  40. Bilinski PJ, Morandi MM. A precursor of the locking plate system: noncontact plate osteosynthesis by zespol, construction, technique, and tactic. Tech in Orthop. 2007 Dec. 22(4):227-37.

  41. Raschke M, Stange R, Vordemvenne T, Frerichmann U, Fuchs T. Locked plating: biomechanics and biology and locked plating-clinical indications. Tech in Orthop. Dec 2007. 22(4):238-46.

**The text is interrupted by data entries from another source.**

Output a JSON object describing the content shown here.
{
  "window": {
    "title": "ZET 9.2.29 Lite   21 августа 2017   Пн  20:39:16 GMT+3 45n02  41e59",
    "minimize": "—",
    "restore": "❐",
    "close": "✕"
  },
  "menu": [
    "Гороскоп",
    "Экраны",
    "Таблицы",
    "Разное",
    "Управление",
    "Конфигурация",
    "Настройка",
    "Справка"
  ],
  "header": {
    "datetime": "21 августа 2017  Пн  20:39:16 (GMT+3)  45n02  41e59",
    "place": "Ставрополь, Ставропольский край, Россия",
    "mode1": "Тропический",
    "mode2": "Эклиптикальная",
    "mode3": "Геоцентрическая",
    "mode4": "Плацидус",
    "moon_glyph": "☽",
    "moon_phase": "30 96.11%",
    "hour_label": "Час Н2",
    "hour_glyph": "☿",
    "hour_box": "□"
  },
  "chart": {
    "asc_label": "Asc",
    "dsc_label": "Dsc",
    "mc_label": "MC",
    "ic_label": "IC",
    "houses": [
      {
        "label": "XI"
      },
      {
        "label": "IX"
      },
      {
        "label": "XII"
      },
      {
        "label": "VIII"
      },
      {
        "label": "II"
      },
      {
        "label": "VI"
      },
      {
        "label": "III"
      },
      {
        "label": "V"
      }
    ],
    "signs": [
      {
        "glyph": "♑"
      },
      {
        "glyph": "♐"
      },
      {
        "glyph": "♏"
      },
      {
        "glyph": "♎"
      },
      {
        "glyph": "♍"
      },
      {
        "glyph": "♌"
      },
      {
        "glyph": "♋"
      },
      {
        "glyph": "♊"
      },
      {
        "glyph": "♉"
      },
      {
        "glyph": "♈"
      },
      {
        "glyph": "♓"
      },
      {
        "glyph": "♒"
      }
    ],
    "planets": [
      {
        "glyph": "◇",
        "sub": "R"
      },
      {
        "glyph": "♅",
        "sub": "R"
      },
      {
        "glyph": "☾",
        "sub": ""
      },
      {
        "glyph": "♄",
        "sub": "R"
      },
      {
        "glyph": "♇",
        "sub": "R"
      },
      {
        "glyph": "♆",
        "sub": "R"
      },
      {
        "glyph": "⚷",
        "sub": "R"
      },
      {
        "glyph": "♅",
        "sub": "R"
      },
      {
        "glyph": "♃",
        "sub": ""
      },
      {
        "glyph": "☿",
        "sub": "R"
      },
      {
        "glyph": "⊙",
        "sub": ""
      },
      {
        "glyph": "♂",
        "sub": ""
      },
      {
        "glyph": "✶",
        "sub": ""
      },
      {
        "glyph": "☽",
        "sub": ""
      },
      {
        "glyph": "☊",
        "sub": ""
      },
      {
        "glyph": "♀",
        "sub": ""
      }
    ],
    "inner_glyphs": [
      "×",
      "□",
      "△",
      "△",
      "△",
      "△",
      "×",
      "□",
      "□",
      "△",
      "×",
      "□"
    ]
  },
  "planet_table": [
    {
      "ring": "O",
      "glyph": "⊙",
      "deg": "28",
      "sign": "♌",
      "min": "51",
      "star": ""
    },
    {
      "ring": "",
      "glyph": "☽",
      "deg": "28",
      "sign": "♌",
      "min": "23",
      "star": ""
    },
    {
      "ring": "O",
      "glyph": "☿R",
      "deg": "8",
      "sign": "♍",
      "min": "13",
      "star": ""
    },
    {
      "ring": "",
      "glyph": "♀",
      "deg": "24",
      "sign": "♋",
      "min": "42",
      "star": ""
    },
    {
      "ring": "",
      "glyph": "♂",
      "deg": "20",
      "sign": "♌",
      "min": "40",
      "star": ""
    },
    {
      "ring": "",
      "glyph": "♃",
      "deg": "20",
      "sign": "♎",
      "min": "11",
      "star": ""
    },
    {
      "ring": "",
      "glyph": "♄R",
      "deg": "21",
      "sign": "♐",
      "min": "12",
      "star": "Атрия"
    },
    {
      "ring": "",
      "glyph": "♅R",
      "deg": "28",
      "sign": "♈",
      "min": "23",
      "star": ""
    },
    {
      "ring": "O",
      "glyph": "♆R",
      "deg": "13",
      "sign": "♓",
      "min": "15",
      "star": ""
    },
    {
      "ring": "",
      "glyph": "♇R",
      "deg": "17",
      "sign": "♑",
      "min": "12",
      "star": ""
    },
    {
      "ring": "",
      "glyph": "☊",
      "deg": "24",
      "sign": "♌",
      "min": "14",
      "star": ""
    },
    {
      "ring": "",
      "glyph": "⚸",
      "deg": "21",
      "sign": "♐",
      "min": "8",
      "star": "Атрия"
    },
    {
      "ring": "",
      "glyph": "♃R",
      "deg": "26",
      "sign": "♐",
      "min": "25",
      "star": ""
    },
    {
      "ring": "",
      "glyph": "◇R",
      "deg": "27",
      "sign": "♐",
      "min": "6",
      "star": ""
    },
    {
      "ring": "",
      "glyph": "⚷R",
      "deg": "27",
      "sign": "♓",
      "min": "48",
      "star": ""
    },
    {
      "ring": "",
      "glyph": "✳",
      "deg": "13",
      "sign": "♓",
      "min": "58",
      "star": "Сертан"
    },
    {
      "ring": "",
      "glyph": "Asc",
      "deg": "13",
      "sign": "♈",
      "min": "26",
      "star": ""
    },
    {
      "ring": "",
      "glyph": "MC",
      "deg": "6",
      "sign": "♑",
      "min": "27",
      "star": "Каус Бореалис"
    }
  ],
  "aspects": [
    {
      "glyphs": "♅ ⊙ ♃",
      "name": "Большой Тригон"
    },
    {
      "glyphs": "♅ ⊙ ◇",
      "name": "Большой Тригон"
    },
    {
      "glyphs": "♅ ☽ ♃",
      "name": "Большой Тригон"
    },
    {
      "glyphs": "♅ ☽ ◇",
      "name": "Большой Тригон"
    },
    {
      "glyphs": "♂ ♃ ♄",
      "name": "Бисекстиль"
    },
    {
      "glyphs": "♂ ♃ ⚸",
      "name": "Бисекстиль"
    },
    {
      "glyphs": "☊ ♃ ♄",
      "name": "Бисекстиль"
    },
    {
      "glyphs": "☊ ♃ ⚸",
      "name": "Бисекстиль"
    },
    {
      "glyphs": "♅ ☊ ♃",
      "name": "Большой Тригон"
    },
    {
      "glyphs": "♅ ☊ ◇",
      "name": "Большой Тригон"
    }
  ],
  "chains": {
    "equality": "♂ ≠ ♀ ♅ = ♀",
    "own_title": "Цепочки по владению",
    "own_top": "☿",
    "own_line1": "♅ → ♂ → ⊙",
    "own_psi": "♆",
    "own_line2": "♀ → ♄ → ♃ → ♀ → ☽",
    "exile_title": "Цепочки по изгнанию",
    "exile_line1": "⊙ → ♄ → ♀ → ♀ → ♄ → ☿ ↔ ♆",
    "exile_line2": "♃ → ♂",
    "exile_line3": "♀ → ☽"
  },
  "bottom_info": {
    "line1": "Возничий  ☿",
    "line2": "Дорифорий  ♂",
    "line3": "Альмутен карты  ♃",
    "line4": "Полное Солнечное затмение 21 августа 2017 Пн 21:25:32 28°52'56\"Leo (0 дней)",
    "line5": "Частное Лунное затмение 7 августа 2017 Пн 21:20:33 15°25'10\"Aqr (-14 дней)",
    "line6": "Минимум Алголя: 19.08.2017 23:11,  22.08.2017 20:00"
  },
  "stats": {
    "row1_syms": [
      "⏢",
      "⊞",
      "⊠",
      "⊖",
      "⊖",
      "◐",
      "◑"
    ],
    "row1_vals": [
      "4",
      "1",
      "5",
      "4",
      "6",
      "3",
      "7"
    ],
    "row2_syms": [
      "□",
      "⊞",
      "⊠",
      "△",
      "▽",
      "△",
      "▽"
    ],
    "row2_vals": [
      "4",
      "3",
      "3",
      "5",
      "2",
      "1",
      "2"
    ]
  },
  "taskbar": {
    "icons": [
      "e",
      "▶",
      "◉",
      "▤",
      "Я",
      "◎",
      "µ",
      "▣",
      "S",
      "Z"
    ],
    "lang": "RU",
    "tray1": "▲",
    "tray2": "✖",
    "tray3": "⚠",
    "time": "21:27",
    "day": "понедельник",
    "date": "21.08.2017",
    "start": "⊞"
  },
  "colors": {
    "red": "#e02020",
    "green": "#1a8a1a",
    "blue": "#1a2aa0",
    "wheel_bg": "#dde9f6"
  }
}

  42. Aksekili MA, Celik I, Arslan AK, Kalkan T, Ugurlu M. The results of minimally invasive percutaneous plate osteosynthesis (MIPPO) in distal and diaphyseal tibial fractures. Acta Orthop Traumatol Turc. 2012. 46(3):161-7. [Medline].

 
Previous
Next
 
Unstable tibial fracture treated with an interlocking nail.
Mechanism of compounding.
Atrophic nonunion with deformity after conservative management of a grade 3 open fracture.
Unstable tibia with comminution treated with interlocked nails.
Isolated tibial fracture without fibular fracture.
Clinical and radiographic findings of a compound grade 2 injury.
Compound grade 3C injury with an extensive soft-tissue injury.
Management of a grade 3 injury in an external fixator followed by delayed nailing using a Küntscher-Herzog nail.
Malunion in an unacceptable position as a result of suboptimal management of an unstable fracture.
Patellar tendon-bearing brace fabricated from Orfit Industries.
Anteriorly applied T frame for a grade 3 open injury.
Tibial plating with wound breakdown.
Locked compression plate and the combination hole.
A Gustilo grade 3A midshaft, open tibial fracture in a 25-year-old man. An external fixator was applied.
 
Medscape Consult
 
 
All material on this website is protected by copyright, Copyright © 1994-2016 by WebMD LLC. This website also contains material copyrighted by 3rd parties.